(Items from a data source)

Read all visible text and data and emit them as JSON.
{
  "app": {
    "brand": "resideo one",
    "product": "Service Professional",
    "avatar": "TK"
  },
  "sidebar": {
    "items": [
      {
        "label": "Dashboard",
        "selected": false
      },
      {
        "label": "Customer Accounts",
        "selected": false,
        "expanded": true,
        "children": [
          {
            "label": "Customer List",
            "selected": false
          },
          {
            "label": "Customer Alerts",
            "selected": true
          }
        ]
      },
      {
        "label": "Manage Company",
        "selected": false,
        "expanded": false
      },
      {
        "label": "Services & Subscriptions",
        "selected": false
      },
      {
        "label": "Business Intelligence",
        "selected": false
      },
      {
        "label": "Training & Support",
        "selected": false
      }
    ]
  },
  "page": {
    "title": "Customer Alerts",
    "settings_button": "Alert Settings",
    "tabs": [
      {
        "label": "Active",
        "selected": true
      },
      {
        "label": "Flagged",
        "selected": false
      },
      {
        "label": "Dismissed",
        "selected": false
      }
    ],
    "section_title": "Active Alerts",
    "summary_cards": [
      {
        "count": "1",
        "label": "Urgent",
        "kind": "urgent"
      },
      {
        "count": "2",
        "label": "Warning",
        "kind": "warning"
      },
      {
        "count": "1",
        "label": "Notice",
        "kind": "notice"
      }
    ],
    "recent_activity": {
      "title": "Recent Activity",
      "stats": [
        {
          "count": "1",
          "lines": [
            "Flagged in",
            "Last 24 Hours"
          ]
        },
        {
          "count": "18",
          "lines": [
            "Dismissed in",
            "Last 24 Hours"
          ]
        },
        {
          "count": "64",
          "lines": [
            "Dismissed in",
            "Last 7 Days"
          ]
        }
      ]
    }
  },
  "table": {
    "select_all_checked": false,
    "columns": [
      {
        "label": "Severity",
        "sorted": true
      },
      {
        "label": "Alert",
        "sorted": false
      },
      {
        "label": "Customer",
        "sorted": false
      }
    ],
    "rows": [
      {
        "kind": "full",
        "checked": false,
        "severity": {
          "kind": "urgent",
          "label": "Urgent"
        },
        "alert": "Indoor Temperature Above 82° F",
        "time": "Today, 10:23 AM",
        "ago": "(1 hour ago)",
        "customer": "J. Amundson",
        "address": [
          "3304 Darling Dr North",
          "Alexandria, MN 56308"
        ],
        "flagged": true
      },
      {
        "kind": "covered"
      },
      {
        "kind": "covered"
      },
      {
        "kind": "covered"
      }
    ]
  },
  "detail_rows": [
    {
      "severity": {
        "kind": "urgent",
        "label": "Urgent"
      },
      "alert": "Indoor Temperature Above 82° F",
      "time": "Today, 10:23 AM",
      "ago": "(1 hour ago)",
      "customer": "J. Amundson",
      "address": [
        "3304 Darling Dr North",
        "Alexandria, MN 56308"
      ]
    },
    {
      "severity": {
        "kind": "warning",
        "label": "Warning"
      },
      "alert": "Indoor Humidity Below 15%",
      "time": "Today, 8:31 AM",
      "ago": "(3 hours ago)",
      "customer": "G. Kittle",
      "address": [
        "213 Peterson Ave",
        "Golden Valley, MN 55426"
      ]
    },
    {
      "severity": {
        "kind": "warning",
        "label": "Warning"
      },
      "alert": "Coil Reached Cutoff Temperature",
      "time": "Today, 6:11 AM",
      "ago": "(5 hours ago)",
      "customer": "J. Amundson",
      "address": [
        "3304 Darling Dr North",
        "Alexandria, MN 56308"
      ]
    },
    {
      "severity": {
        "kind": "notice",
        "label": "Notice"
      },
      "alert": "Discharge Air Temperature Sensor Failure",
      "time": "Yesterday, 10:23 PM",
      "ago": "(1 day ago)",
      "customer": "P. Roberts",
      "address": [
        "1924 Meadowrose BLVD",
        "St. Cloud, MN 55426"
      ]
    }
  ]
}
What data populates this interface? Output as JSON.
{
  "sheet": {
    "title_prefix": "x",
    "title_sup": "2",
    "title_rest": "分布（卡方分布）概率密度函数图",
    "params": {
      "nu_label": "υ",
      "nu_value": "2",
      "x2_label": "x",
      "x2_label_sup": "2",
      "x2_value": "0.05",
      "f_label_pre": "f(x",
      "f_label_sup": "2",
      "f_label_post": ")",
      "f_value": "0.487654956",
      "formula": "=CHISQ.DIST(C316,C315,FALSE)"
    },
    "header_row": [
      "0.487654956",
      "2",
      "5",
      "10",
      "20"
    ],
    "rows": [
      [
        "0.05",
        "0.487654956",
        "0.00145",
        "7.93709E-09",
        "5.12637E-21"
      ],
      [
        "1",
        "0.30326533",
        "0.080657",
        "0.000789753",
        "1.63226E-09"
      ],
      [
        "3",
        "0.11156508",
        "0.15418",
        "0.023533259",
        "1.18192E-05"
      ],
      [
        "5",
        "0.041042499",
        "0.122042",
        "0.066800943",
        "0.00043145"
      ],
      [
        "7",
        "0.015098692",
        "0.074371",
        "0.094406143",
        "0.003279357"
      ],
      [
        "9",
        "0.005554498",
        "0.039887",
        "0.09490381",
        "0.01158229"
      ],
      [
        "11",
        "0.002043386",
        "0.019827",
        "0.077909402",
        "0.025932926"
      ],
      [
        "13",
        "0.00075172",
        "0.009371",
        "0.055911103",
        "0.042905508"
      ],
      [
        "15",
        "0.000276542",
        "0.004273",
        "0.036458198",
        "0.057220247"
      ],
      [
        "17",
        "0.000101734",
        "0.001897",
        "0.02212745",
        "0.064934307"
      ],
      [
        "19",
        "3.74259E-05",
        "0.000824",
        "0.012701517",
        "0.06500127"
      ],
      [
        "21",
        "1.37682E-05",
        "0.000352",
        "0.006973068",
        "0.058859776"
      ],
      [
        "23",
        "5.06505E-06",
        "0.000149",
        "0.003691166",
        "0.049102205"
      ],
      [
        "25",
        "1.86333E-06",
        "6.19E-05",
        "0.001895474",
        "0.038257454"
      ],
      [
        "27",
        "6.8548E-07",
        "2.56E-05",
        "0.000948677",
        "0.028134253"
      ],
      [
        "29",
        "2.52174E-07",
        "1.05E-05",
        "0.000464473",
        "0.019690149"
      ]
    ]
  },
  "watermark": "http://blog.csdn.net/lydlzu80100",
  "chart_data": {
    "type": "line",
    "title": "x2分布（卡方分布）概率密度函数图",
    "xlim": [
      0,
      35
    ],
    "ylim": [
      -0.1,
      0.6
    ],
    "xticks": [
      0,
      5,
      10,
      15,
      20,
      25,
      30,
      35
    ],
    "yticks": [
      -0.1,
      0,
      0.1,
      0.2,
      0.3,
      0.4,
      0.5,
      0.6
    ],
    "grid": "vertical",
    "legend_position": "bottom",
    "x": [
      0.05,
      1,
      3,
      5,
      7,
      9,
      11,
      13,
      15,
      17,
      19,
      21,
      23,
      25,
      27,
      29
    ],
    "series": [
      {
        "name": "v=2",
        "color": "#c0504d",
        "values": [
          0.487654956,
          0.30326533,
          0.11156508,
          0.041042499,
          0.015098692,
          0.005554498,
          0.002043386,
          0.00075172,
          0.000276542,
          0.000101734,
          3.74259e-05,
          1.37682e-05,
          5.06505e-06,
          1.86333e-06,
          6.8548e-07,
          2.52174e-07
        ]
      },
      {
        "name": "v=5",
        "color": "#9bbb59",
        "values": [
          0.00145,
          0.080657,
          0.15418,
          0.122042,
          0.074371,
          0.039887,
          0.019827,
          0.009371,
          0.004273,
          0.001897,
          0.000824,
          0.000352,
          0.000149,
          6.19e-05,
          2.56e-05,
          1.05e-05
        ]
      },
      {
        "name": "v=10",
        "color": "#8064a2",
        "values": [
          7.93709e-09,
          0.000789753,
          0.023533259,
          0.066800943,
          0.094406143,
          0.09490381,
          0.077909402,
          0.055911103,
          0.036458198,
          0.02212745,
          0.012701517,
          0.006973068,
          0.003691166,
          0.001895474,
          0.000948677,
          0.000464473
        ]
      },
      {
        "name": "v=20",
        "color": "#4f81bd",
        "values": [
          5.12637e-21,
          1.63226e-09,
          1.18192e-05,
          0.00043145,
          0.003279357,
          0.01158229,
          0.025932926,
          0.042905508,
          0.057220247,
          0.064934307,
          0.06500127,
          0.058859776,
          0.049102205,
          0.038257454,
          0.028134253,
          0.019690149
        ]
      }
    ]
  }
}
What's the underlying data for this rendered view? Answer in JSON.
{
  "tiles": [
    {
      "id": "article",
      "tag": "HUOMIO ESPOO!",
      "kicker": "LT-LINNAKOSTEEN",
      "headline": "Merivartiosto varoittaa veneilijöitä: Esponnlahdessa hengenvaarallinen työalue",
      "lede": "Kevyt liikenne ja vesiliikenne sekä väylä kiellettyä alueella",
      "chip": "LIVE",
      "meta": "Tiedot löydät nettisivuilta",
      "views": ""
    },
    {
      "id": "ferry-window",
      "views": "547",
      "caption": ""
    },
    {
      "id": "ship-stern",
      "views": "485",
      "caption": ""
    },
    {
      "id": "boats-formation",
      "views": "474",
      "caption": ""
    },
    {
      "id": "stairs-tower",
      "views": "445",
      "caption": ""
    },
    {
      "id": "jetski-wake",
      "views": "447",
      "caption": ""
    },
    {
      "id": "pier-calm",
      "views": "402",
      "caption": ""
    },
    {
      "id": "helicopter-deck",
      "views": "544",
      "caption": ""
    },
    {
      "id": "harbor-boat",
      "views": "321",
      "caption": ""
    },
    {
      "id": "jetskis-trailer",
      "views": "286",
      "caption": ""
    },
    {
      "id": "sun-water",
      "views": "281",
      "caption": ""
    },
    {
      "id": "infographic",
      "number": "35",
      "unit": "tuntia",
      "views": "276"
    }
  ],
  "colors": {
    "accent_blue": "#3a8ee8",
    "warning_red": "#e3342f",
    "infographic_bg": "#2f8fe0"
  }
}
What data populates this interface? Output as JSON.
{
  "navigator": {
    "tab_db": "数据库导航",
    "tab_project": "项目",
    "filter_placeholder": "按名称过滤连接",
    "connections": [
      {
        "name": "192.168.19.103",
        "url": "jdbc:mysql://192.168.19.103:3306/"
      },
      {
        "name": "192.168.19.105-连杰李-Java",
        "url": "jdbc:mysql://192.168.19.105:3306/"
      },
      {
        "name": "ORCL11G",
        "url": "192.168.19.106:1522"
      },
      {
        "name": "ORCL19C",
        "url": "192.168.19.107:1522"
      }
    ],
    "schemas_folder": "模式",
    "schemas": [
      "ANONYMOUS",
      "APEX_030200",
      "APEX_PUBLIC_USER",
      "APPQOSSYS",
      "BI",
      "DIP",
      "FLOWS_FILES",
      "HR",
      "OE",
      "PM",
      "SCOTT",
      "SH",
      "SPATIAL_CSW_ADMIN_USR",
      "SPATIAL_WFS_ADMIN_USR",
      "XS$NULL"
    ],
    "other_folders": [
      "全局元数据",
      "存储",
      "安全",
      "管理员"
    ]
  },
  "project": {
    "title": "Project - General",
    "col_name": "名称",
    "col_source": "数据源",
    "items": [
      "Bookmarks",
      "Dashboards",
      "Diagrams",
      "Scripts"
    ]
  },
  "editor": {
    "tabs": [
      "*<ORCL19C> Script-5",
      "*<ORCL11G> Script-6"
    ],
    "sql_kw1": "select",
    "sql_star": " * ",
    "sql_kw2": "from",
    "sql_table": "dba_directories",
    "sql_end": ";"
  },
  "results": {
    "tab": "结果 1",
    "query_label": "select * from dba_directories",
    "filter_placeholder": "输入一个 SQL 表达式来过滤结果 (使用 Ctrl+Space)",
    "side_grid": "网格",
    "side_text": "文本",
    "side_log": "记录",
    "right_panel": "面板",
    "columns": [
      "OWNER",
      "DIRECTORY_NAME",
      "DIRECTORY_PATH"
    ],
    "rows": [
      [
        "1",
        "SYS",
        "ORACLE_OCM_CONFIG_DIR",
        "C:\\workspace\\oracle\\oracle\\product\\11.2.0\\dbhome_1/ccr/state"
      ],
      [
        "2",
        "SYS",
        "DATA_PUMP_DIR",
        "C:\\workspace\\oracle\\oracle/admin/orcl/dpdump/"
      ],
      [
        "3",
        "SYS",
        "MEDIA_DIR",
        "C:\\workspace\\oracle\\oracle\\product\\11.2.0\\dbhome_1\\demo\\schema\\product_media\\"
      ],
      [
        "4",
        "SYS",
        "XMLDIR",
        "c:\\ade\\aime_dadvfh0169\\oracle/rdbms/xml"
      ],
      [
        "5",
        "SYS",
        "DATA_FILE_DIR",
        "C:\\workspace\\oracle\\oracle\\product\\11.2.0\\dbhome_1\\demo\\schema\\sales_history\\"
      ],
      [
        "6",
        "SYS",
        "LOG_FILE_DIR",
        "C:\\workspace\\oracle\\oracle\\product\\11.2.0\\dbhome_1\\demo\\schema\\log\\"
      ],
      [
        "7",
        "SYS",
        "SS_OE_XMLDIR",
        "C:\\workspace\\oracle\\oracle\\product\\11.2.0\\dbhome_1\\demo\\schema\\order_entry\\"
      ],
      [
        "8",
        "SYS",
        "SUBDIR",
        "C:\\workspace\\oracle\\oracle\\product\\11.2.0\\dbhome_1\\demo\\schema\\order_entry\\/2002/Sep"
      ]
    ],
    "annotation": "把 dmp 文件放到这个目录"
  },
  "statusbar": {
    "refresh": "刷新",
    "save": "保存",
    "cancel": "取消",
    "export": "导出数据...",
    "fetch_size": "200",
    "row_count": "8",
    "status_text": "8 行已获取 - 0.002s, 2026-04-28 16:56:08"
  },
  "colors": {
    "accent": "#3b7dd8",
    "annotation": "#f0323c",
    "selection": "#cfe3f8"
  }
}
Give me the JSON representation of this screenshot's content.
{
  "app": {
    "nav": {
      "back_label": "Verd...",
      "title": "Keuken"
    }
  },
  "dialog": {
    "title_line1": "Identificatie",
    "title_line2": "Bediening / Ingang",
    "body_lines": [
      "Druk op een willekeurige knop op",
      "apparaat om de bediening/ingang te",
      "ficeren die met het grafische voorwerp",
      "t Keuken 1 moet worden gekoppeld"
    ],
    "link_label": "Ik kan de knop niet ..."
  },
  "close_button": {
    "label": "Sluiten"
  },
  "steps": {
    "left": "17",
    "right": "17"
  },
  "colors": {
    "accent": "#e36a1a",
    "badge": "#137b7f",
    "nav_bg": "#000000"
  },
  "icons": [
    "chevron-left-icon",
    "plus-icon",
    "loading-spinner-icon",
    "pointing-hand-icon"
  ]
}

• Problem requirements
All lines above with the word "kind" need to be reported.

• Answer for the task
        "kind": "urgent"
        "kind": "warning"
        "kind": "notice"
        "kind": "full",
          "kind": "urgent",
        "kind": "covered"
        "kind": "covered"
        "kind": "covered"
        "kind": "urgent",
        "kind": "warning",
        "kind": "warning",
        "kind": "notice",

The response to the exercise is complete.